Dataset rows for apps and sites:
BEGIN
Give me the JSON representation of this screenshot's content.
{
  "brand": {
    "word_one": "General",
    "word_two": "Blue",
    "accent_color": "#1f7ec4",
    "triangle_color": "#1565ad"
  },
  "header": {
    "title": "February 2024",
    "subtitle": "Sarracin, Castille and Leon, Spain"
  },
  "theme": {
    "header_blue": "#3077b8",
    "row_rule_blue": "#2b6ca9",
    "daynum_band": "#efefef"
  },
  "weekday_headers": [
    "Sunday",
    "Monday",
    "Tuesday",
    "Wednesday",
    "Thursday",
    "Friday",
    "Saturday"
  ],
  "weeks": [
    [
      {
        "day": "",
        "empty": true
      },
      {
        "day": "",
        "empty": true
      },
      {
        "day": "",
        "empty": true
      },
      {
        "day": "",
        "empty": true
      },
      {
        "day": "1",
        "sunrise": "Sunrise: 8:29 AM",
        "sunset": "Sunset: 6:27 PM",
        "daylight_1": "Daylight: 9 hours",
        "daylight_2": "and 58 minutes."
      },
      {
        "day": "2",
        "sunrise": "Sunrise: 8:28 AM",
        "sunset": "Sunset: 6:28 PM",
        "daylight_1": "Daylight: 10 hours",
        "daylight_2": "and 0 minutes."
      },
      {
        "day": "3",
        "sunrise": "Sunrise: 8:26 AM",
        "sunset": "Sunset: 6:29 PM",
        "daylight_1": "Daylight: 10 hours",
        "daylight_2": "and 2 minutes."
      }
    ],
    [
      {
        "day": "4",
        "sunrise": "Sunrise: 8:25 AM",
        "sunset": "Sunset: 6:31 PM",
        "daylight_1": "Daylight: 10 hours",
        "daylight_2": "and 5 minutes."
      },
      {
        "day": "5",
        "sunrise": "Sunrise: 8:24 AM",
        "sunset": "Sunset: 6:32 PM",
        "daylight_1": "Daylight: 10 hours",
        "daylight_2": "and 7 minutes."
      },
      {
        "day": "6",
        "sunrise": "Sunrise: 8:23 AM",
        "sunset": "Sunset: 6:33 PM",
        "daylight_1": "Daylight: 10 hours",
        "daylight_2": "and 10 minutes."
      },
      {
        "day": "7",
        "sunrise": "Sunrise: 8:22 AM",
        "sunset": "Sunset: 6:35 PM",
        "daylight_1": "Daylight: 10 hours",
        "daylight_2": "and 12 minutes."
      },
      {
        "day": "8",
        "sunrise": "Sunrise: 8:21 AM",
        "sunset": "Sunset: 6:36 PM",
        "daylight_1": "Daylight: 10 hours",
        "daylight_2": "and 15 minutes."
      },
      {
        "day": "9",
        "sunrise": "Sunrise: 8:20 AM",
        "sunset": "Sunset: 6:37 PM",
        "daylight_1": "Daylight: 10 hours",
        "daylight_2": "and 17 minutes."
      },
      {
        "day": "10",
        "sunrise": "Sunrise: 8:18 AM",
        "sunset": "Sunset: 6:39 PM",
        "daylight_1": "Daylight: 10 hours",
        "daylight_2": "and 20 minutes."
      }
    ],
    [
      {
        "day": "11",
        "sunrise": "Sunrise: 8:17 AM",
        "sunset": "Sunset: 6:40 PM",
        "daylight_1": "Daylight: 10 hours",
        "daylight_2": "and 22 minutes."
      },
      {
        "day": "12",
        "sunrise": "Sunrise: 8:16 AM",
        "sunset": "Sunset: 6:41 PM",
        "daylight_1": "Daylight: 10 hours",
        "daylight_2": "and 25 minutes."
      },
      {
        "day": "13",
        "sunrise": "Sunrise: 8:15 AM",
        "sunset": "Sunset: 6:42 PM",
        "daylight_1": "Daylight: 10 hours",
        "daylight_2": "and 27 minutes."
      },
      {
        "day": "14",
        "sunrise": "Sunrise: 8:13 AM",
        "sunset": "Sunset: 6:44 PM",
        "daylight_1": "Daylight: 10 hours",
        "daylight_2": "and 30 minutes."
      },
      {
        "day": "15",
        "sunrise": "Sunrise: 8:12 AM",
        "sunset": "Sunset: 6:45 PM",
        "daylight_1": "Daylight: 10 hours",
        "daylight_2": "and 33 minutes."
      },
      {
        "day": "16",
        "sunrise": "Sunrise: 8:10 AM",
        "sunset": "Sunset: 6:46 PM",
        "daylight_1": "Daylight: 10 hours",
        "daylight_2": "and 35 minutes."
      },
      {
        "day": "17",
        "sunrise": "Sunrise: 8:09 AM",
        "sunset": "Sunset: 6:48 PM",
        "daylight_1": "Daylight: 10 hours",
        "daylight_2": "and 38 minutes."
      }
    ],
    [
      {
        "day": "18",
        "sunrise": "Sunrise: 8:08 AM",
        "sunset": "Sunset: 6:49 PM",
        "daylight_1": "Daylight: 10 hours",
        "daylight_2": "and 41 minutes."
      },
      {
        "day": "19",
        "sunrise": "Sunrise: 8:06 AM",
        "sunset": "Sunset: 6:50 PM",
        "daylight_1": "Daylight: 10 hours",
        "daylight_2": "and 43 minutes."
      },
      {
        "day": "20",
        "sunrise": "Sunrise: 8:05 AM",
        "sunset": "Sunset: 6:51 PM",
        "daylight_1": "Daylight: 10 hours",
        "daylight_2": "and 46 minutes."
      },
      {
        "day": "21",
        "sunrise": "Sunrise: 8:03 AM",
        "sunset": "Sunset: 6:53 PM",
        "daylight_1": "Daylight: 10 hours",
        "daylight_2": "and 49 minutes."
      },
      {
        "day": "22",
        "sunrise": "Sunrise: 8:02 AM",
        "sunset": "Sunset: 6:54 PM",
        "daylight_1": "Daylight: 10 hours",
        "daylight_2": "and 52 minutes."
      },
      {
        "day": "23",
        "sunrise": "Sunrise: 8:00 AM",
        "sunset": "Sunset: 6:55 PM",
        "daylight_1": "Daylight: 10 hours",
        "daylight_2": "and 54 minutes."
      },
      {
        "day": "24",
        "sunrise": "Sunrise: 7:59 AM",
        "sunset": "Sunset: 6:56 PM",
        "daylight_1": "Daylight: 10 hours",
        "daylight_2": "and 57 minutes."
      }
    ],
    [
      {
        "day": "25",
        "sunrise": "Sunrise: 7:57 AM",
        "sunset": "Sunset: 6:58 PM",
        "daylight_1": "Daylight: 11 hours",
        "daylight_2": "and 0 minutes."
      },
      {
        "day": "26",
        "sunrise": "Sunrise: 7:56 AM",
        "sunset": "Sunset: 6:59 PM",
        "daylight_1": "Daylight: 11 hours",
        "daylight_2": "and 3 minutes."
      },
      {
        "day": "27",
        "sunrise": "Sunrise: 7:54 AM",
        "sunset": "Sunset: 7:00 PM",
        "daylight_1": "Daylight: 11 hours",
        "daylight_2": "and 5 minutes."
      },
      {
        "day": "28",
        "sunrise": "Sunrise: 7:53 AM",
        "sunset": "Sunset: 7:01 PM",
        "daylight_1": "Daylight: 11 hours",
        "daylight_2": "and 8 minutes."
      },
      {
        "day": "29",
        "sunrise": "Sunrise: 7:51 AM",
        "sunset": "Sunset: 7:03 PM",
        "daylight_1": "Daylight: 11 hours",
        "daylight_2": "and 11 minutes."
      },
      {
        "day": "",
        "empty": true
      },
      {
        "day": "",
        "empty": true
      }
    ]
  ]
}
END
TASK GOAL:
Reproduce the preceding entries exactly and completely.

SOLUTION FOR THIS EXERCISE:
Give me the JSON representation of this screenshot's content.
{
  "brand": {
    "word_one": "General",
    "word_two": "Blue",
    "accent_color": "#1f7ec4",
    "triangle_color": "#1565ad"
  },
  "header": {
    "title": "February 2024",
    "subtitle": "Sarracin, Castille and Leon, Spain"
  },
  "theme": {
    "header_blue": "#3077b8",
    "row_rule_blue": "#2b6ca9",
    "daynum_band": "#efefef"
  },
  "weekday_headers": [
    "Sunday",
    "Monday",
    "Tuesday",
    "Wednesday",
    "Thursday",
    "Friday",
    "Saturday"
  ],
  "weeks": [
    [
      {
        "day": "",
        "empty": true
      },
      {
        "day": "",
        "empty": true
      },
      {
        "day": "",
        "empty": true
      },
      {
        "day": "",
        "empty": true
      },
      {
        "day": "1",
        "sunrise": "Sunrise: 8:29 AM",
        "sunset": "Sunset: 6:27 PM",
        "daylight_1": "Daylight: 9 hours",
        "daylight_2": "and 58 minutes."
      },
      {
        "day": "2",
        "sunrise": "Sunrise: 8:28 AM",
        "sunset": "Sunset: 6:28 PM",
        "daylight_1": "Daylight: 10 hours",
        "daylight_2": "and 0 minutes."
      },
      {
        "day": "3",
        "sunrise": "Sunrise: 8:26 AM",
        "sunset": "Sunset: 6:29 PM",
        "daylight_1": "Daylight: 10 hours",
        "daylight_2": "and 2 minutes."
      }
    ],
    [
      {
        "day": "4",
        "sunrise": "Sunrise: 8:25 AM",
        "sunset": "Sunset: 6:31 PM",
        "daylight_1": "Daylight: 10 hours",
        "daylight_2": "and 5 minutes."
      },
      {
        "day": "5",
        "sunrise": "Sunrise: 8:24 AM",
        "sunset": "Sunset: 6:32 PM",
        "daylight_1": "Daylight: 10 hours",
        "daylight_2": "and 7 minutes."
      },
      {
        "day": "6",
        "sunrise": "Sunrise: 8:23 AM",
        "sunset": "Sunset: 6:33 PM",
        "daylight_1": "Daylight: 10 hours",
        "daylight_2": "and 10 minutes."
      },
      {
        "day": "7",
        "sunrise": "Sunrise: 8:22 AM",
        "sunset": "Sunset: 6:35 PM",
        "daylight_1": "Daylight: 10 hours",
        "daylight_2": "and 12 minutes."
      },
      {
        "day": "8",
        "sunrise": "Sunrise: 8:21 AM",
        "sunset": "Sunset: 6:36 PM",
        "daylight_1": "Daylight: 10 hours",
        "daylight_2": "and 15 minutes."
      },
      {
        "day": "9",
        "sunrise": "Sunrise: 8:20 AM",
        "sunset": "Sunset: 6:37 PM",
        "daylight_1": "Daylight: 10 hours",
        "daylight_2": "and 17 minutes."
      },
      {
        "day": "10",
        "sunrise": "Sunrise: 8:18 AM",
        "sunset": "Sunset: 6:39 PM",
        "daylight_1": "Daylight: 10 hours",
        "daylight_2": "and 20 minutes."
      }
    ],
    [
      {
        "day": "11",
        "sunrise": "Sunrise: 8:17 AM",
        "sunset": "Sunset: 6:40 PM",
        "daylight_1": "Daylight: 10 hours",
        "daylight_2": "and 22 minutes."
      },
      {
        "day": "12",
        "sunrise": "Sunrise: 8:16 AM",
        "sunset": "Sunset: 6:41 PM",
        "daylight_1": "Daylight: 10 hours",
        "daylight_2": "and 25 minutes."
      },
      {
        "day": "13",
        "sunrise": "Sunrise: 8:15 AM",
        "sunset": "Sunset: 6:42 PM",
        "daylight_1": "Daylight: 10 hours",
        "daylight_2": "and 27 minutes."
      },
      {
        "day": "14",
        "sunrise": "Sunrise: 8:13 AM",
        "sunset": "Sunset: 6:44 PM",
        "daylight_1": "Daylight: 10 hours",
        "daylight_2": "and 30 minutes."
      },
      {
        "day": "15",
        "sunrise": "Sunrise: 8:12 AM",
        "sunset": "Sunset: 6:45 PM",
        "daylight_1": "Daylight: 10 hours",
        "daylight_2": "and 33 minutes."
      },
      {
        "day": "16",
        "sunrise": "Sunrise: 8:10 AM",
        "sunset": "Sunset: 6:46 PM",
        "daylight_1": "Daylight: 10 hours",
        "daylight_2": "and 35 minutes."
      },
      {
        "day": "17",
        "sunrise": "Sunrise: 8:09 AM",
        "sunset": "Sunset: 6:48 PM",
        "daylight_1": "Daylight: 10 hours",
        "daylight_2": "and 38 minutes."
      }
    ],
    [
      {
        "day": "18",
        "sunrise": "Sunrise: 8:08 AM",
        "sunset": "Sunset: 6:49 PM",
        "daylight_1": "Daylight: 10 hours",
        "daylight_2": "and 41 minutes."
      },
      {
        "day": "19",
        "sunrise": "Sunrise: 8:06 AM",
        "sunset": "Sunset: 6:50 PM",
        "daylight_1": "Daylight: 10 hours",
        "daylight_2": "and 43 minutes."
      },
      {
        "day": "20",
        "sunrise": "Sunrise: 8:05 AM",
        "sunset": "Sunset: 6:51 PM",
        "daylight_1": "Daylight: 10 hours",
        "daylight_2": "and 46 minutes."
      },
      {
        "day": "21",
        "sunrise": "Sunrise: 8:03 AM",
        "sunset": "Sunset: 6:53 PM",
        "daylight_1": "Daylight: 10 hours",
        "daylight_2": "and 49 minutes."
      },
      {
        "day": "22",
        "sunrise": "Sunrise: 8:02 AM",
        "sunset": "Sunset: 6:54 PM",
        "daylight_1": "Daylight: 10 hours",
        "daylight_2": "and 52 minutes."
      },
      {
        "day": "23",
        "sunrise": "Sunrise: 8:00 AM",
        "sunset": "Sunset: 6:55 PM",
        "daylight_1": "Daylight: 10 hours",
        "daylight_2": "and 54 minutes."
      },
      {
        "day": "24",
        "sunrise": "Sunrise: 7:59 AM",
        "sunset": "Sunset: 6:56 PM",
        "daylight_1": "Daylight: 10 hours",
        "daylight_2": "and 57 minutes."
      }
    ],
    [
      {
        "day": "25",
        "sunrise": "Sunrise: 7:57 AM",
        "sunset": "Sunset: 6:58 PM",
        "daylight_1": "Daylight: 11 hours",
        "daylight_2": "and 0 minutes."
      },
      {
        "day": "26",
        "sunrise": "Sunrise: 7:56 AM",
        "sunset": "Sunset: 6:59 PM",
        "daylight_1": "Daylight: 11 hours",
        "daylight_2": "and 3 minutes."
      },
      {
        "day": "27",
        "sunrise": "Sunrise: 7:54 AM",
        "sunset": "Sunset: 7:00 PM",
        "daylight_1": "Daylight: 11 hours",
        "daylight_2": "and 5 minutes."
      },
      {
        "day": "28",
        "sunrise": "Sunrise: 7:53 AM",
        "sunset": "Sunset: 7:01 PM",
        "daylight_1": "Daylight: 11 hours",
        "daylight_2": "and 8 minutes."
      },
      {
        "day": "29",
        "sunrise": "Sunrise: 7:51 AM",
        "sunset": "Sunset: 7:03 PM",
        "daylight_1": "Daylight: 11 hours",
        "daylight_2": "and 11 minutes."
      },
      {
        "day": "",
        "empty": true
      },
      {
        "day": "",
        "empty": true
      }
    ]
  ]
}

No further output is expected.